9. Legislation should be enacted - where it does not exist - to prohibit oral or written instigation to racism, anti-Semitism and xenophobia; freedom of expression cannot be accepted as an excuse for it. Existing legislation should be fully implemented. In this context, public denial of the Holocaust should be regarded as an expression of anti-Semitism. Using the Internet for racist purposes should be made a criminal offence.
10. Given the international dimension of extremist movements and networks of a racist or xenophobic character, co-operation between the competent authorities and police forces in Council of Europe member states should be increased.
11. The Assembly calls on its members to ensure that the parties they belong to base their programmes and action on respect for fundamental rights and freedoms, democracy and the rule of law, together with respect for the rights of national minorities, and refuse any support for extremist parties of a racist or xenophobic character, whether explicit or implicit, and hence also any alliance whatsoever with their elected representatives in order to form majorities wielding political power.

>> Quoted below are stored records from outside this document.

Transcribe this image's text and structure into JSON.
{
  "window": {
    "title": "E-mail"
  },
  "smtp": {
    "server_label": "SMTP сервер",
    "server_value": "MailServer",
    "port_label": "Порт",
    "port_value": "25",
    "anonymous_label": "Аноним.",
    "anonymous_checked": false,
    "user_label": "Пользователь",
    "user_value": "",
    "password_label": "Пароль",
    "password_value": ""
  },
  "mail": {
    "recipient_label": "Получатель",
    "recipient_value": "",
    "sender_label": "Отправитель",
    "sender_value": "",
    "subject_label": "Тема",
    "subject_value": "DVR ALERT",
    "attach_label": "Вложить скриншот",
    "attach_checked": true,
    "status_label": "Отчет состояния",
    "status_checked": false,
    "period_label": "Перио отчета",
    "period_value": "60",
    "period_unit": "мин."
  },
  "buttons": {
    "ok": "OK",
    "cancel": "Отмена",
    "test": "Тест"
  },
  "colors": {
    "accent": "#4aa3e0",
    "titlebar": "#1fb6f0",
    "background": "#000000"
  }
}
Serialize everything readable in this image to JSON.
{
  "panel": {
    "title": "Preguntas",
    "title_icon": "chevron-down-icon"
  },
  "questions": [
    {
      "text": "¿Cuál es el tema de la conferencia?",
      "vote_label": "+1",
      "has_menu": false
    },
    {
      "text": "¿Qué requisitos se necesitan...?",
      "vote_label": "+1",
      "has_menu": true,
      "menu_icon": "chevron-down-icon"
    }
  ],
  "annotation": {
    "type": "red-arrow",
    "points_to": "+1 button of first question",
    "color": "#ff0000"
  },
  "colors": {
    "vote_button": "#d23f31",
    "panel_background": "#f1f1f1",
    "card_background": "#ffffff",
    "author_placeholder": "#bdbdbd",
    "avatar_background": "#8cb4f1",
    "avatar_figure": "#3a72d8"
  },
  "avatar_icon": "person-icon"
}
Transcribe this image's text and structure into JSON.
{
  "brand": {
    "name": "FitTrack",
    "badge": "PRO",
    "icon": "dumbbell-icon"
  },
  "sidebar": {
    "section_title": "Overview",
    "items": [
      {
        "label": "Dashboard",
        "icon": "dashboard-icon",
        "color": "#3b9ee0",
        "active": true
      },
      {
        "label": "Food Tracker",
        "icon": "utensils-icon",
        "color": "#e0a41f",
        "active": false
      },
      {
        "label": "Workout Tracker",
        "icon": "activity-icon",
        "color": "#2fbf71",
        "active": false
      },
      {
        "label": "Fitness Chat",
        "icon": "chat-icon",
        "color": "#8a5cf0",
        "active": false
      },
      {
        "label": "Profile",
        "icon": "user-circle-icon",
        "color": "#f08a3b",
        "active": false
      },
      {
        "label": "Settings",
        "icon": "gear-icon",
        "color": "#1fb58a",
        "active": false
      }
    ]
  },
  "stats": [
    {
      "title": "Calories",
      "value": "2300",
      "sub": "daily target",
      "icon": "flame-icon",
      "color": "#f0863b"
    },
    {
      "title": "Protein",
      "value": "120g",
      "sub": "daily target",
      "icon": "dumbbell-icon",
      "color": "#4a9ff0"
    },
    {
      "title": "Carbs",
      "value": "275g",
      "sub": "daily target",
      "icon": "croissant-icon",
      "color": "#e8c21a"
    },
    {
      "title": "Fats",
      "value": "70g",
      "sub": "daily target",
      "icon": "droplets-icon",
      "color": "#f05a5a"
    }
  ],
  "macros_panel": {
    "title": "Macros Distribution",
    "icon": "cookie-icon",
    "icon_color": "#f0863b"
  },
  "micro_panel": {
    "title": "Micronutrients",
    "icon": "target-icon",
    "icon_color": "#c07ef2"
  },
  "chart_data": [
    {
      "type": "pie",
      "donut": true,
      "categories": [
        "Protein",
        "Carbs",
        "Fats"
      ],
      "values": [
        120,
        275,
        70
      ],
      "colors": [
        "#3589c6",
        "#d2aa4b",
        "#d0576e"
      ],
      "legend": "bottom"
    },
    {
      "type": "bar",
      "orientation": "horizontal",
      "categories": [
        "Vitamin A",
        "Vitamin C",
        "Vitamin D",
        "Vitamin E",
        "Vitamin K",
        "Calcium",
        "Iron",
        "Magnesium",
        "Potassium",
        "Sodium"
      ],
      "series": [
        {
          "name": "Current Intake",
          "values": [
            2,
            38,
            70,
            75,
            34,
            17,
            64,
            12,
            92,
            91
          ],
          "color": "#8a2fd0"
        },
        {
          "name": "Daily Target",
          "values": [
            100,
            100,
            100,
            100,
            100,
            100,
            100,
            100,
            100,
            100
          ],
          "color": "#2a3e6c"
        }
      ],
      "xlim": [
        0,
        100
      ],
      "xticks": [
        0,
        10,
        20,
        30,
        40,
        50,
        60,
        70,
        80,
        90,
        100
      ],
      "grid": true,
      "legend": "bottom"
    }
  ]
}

12. The Assembly attaches great importance to the work of the European Commission against Racism and Intolerance (ECRI), an independent group of experts, which, inter alia, publishes country reports containing specific proposals. These proposals should also be taken up by national parliaments.
13. The Assembly resolves to co-operate effectively with the ECRI and hold regular debates on its activities.
14. The Assembly encourages the ECRI to identify political responses to the worrying phenomenon of the growth of extremist parties and movements from the moment they appear and begin their anti-democratic activities.
15. The Assembly also expresses its readiness to participate fully in the European Conference against Racism, which will take place in Strasbourg from 11 to 13 October 2000.
16. The Assembly recommends that the Committee of Ministers:
16.1 fully support the work of the ECRI and ensure that member states give a concrete follow-up to its recommendations;
16.2 instruct the ECRI to carry out an urgent in-depth examination of the curriculum in primary and secondary schools and of school textbooks, so as to bring to light any expressions of xenophobia or mystification of history that lead to hatred of other ethnic communities or social, political or religious groups;
16.3 ask member states to inform it of the specific follow-up given to the recommendations of the ECRI, including legislation passed, as well as of measures taken to combat public expressions of intolerance, xenophobia and racism;
16.4 address, as a matter of priority, the issue of combating the dissemination of racist material via the Internet, coming both from the far right and from the far left, through the drawing up of an international legal instrument;
16.5 discuss problems of discrimination and extremism in the framework of its monitoring procedures as a priority subject.